▶ _TASK REQUIREMENTS_:
To complete this task, print all the data below exactly but leave out the images.

╭─ PROVIDED ENTRIES

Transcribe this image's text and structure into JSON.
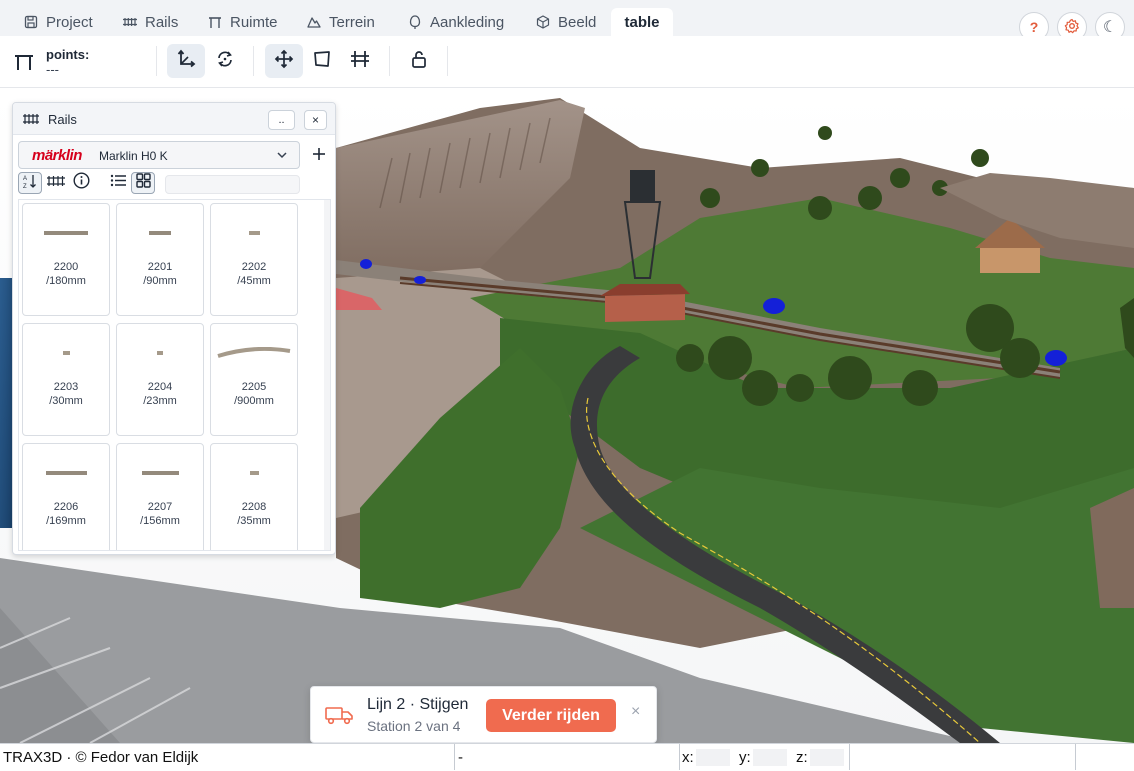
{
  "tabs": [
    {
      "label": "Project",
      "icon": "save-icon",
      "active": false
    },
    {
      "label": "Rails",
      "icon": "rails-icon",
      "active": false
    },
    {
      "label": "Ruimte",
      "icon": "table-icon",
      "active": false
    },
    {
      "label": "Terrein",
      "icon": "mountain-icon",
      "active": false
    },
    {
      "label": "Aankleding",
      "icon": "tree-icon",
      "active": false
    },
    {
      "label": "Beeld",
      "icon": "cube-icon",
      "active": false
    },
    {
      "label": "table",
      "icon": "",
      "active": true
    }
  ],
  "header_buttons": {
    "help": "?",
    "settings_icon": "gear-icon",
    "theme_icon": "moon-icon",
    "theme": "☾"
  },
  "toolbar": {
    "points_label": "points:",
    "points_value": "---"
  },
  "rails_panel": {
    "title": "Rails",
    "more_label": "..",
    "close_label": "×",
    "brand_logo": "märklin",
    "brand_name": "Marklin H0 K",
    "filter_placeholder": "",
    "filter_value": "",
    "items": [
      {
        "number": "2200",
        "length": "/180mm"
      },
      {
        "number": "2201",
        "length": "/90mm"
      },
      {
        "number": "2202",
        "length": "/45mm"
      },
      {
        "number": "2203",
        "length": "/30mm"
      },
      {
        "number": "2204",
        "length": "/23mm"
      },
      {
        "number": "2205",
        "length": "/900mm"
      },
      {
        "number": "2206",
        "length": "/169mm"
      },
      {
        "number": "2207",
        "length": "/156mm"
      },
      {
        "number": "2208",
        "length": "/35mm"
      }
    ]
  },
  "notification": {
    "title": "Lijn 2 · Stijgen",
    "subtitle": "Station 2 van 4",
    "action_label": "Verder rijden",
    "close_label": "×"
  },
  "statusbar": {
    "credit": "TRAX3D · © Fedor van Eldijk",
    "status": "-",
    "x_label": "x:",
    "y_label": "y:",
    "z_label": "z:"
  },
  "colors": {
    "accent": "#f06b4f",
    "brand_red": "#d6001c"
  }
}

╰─

▶ _SOLUTION_:
Transcribe this image's text and structure into JSON.
{
  "tabs": [
    {
      "label": "Project",
      "icon": "save-icon",
      "active": false
    },
    {
      "label": "Rails",
      "icon": "rails-icon",
      "active": false
    },
    {
      "label": "Ruimte",
      "icon": "table-icon",
      "active": false
    },
    {
      "label": "Terrein",
      "icon": "mountain-icon",
      "active": false
    },
    {
      "label": "Aankleding",
      "icon": "tree-icon",
      "active": false
    },
    {
      "label": "Beeld",
      "icon": "cube-icon",
      "active": false
    },
    {
      "label": "table",
      "icon": "",
      "active": true
    }
  ],
  "header_buttons": {
    "help": "?",
    "settings_icon": "gear-icon",
    "theme_icon": "moon-icon",
    "theme": "☾"
  },
  "toolbar": {
    "points_label": "points:",
    "points_value": "---"
  },
  "rails_panel": {
    "title": "Rails",
    "more_label": "..",
    "close_label": "×",
    "brand_logo": "märklin",
    "brand_name": "Marklin H0 K",
    "filter_placeholder": "",
    "filter_value": "",
    "items": [
      {
        "number": "2200",
        "length": "/180mm"
      },
      {
        "number": "2201",
        "length": "/90mm"
      },
      {
        "number": "2202",
        "length": "/45mm"
      },
      {
        "number": "2203",
        "length": "/30mm"
      },
      {
        "number": "2204",
        "length": "/23mm"
      },
      {
        "number": "2205",
        "length": "/900mm"
      },
      {
        "number": "2206",
        "length": "/169mm"
      },
      {
        "number": "2207",
        "length": "/156mm"
      },
      {
        "number": "2208",
        "length": "/35mm"
      }
    ]
  },
  "notification": {
    "title": "Lijn 2 · Stijgen",
    "subtitle": "Station 2 van 4",
    "action_label": "Verder rijden",
    "close_label": "×"
  },
  "statusbar": {
    "credit": "TRAX3D · © Fedor van Eldijk",
    "status": "-",
    "x_label": "x:",
    "y_label": "y:",
    "z_label": "z:"
  },
  "colors": {
    "accent": "#f06b4f",
    "brand_red": "#d6001c"
  }
}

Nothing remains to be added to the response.